Feinberg AP. The Epigenesis of an Epigeneticist. In Medicine, Science and Dreams (Schwartz D, Ed.). Springer: New York, 2010.
Feinberg AP. Epigenomics reveals a functional genome anatomy and a new approach to common disease. Nature Biotechnology 10:1949-1952, 2010.
Feinberg AP, Irizarry RA, Fradin D, Aryee MJ, Murakami P, Aspelund T, Eiriksdottir G, Harris TB, Launer L, Gudnason V, Fallin MD. Personalized epigenomic signatures that are stable over time and covary with body mass index. Science Translational Medicine 15:49ra67, 2010.
Ji H, Ehrlich LIR, Seita J, Murakami P, Doi A, Lindau P, Lee H, Aryee MJ, Kim K, Rossi DJ, Inlay MA, Serwold T, Karsunky H, Ho L, Daley GQ, Weissman IL, Feinberg AP. A comprehensive methylome map of lineage commitment from hematopoietic progenitors. Nature 467:285-290, 2010.
Kim K, Doi A, Wen B, Ng K, Zhao R, Cahan P, Kim J, Aryee MJ, Ji H, Ehrlich LI, Yabuuchi A, Takeuchi A, Cunniff KC, Hongguang H, McKinney-Freeman S, Naveiras O, Yoon TJ, Irizarry RA, Jung N, Seita J, Hanna J, Murakami P, Jaenisch R, Weissleder R, Orkin SH, Weissman IL, Feinberg AP*, Daley GQ* (*co-corresponding authors). Epigenetic memory in induced pluripotent stem cells. Nature 467:338-342, 2010.
McDonald OG, Wu H, Timp W, Doi A, Feinberg AP. Genome-scale epigenetic reprogramming during epithelial to mesenchymal transition. Nature Structural & Molecular Biology 18:867-874, 2011.

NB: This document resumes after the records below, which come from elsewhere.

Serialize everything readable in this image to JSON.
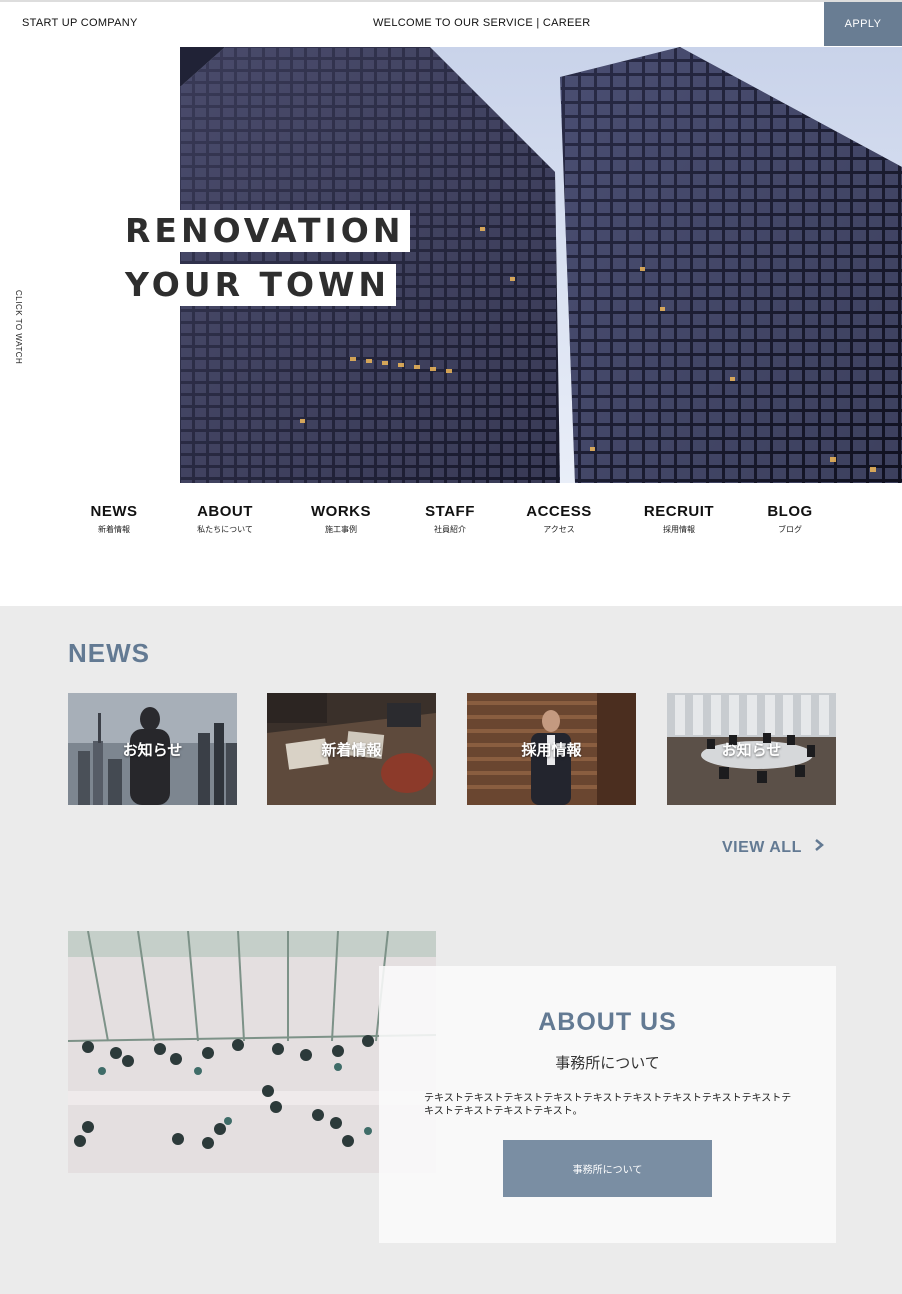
{
  "header": {
    "logo": "START UP COMPANY",
    "welcome": "WELCOME TO OUR SERVICE | CAREER",
    "apply_label": "APPLY"
  },
  "hero": {
    "line1": "RENOVATION",
    "line2": "YOUR TOWN",
    "click_to_watch": "CLICK TO WATCH"
  },
  "nav": {
    "items": [
      {
        "en": "NEWS",
        "jp": "新着情報"
      },
      {
        "en": "ABOUT",
        "jp": "私たちについて"
      },
      {
        "en": "WORKS",
        "jp": "施工事例"
      },
      {
        "en": "STAFF",
        "jp": "社員紹介"
      },
      {
        "en": "ACCESS",
        "jp": "アクセス"
      },
      {
        "en": "RECRUIT",
        "jp": "採用情報"
      },
      {
        "en": "BLOG",
        "jp": "ブログ"
      }
    ]
  },
  "news": {
    "title": "NEWS",
    "cards": [
      {
        "label": "お知らせ"
      },
      {
        "label": "新着情報"
      },
      {
        "label": "採用情報"
      },
      {
        "label": "お知らせ"
      }
    ],
    "view_all": "VIEW ALL"
  },
  "about": {
    "title": "ABOUT US",
    "subtitle": "事務所について",
    "text": "テキストテキストテキストテキストテキストテキストテキストテキストテキストテキストテキストテキストテキスト。",
    "button_label": "事務所について"
  },
  "colors": {
    "accent": "#637a93",
    "button": "#7a8ea3",
    "section_bg": "#ebebeb"
  }
}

Hansen, KD Timp W, Corrada Bravo H, Sabunciyan S, Langmead B, McDonald OG, Wen B, Wu H, Liu Y, Diep D, Briem E, Zhang K, Irizarry RA, Feinberg AP. Increased variation in epigenetic domains across cancer types. Nature Genetics 43:768-775, 2011.
Herb B, Wolschin F, Aryee M, Langmead B, Amdam G, Feinberg AP. Reversible switching between epigenetic states in honeybee behavioral subcasts. Nature Neuroscience 15:1371-1373, 2012.
Liu Y, Aryee JM, Padyukov L, Fallin MD, Hesselberg E, Runarsson A, Reinius L, Acevedo N, Taub M, Ronninger M, Shchetynsky K, Scheynius A, Kere J, Alfredsson L, Klareskog L, Ekstrom TJ, Feinberg AP. Epigenome-wide association data implicates DNA methylation as an intermediary of genetic risk in rheumatoid arthritis. Nature Biotechnology 31:142-147, 2013.
Andrew P. Feinberg, MD, MPH
Johns Hopkins University School of Medicine
Center for Epigenetics
855 N. Wolfe St.
Baltimore, MD 21205
Sr. Administrative Coordinator